When Sam Pembleton arrived at Cognitive FX for post-concussion syndrome treatment, she was shaking. Her nerves were so bad that she couldn’t speak to the other people in the waiting room. When they put her in the MRI machine, she panicked. It took several tries just to get through the scan.
Quirien Willemsen is a happy, busy mother to three young girls in Loenen aan de Vecht, The Netherlands. She works as a legal counsel for a bank, loves going skiing on holiday, and embraces life to the fullest. But just six months prior to this interview, it seemed like that lifestyle was lost forever.
Memory loss is a common concussion symptom. But what many patients don’t know is that it comes in multiple forms and might not go away with time.
Samuel Gray spent his entire life trying to push past an invisible wall. His symptoms — things like brain fog, noise sensitivity, short-term memory loss, anxiety, and depression — made every day a challenge. And for most of the thirty-three years he suffered, he had no idea that his challenges stemmed from a childhood traumatic brain injury.

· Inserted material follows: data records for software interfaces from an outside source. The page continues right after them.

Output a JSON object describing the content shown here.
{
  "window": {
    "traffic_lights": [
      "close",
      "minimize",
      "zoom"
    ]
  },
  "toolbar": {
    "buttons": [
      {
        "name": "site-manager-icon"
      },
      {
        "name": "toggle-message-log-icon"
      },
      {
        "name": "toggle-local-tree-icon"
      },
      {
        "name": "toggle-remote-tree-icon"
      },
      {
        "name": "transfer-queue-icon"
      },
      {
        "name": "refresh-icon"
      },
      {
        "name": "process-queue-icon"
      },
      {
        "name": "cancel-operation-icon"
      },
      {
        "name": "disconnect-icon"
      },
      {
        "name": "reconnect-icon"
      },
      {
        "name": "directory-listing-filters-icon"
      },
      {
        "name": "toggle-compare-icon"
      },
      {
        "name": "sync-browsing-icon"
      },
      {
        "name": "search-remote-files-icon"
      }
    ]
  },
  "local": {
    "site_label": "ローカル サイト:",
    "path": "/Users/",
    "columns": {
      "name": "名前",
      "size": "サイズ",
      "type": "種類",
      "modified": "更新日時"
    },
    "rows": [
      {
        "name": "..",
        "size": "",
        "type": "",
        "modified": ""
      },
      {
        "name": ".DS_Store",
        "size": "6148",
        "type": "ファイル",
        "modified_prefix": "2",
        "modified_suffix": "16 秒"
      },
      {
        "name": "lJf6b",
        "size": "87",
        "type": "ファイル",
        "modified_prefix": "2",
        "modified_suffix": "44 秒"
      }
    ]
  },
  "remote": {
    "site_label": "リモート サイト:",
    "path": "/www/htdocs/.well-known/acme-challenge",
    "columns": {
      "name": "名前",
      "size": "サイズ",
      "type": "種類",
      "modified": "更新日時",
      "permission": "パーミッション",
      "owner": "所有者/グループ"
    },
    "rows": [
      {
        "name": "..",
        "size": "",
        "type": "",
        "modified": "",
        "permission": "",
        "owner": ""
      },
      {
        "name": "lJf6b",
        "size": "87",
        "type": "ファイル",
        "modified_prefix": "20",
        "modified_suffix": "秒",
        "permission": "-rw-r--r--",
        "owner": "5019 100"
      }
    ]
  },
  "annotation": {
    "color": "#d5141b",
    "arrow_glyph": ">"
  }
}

In her youth, Myrthe van Boon loved playing sports and being outside. On breaks from school, she loved going sailing or teaching others how to sail. Her favorite holiday destination was going to the mountains to hit the slopes. But that life disappeared in an instant when she fell during a skiing trip at age 22.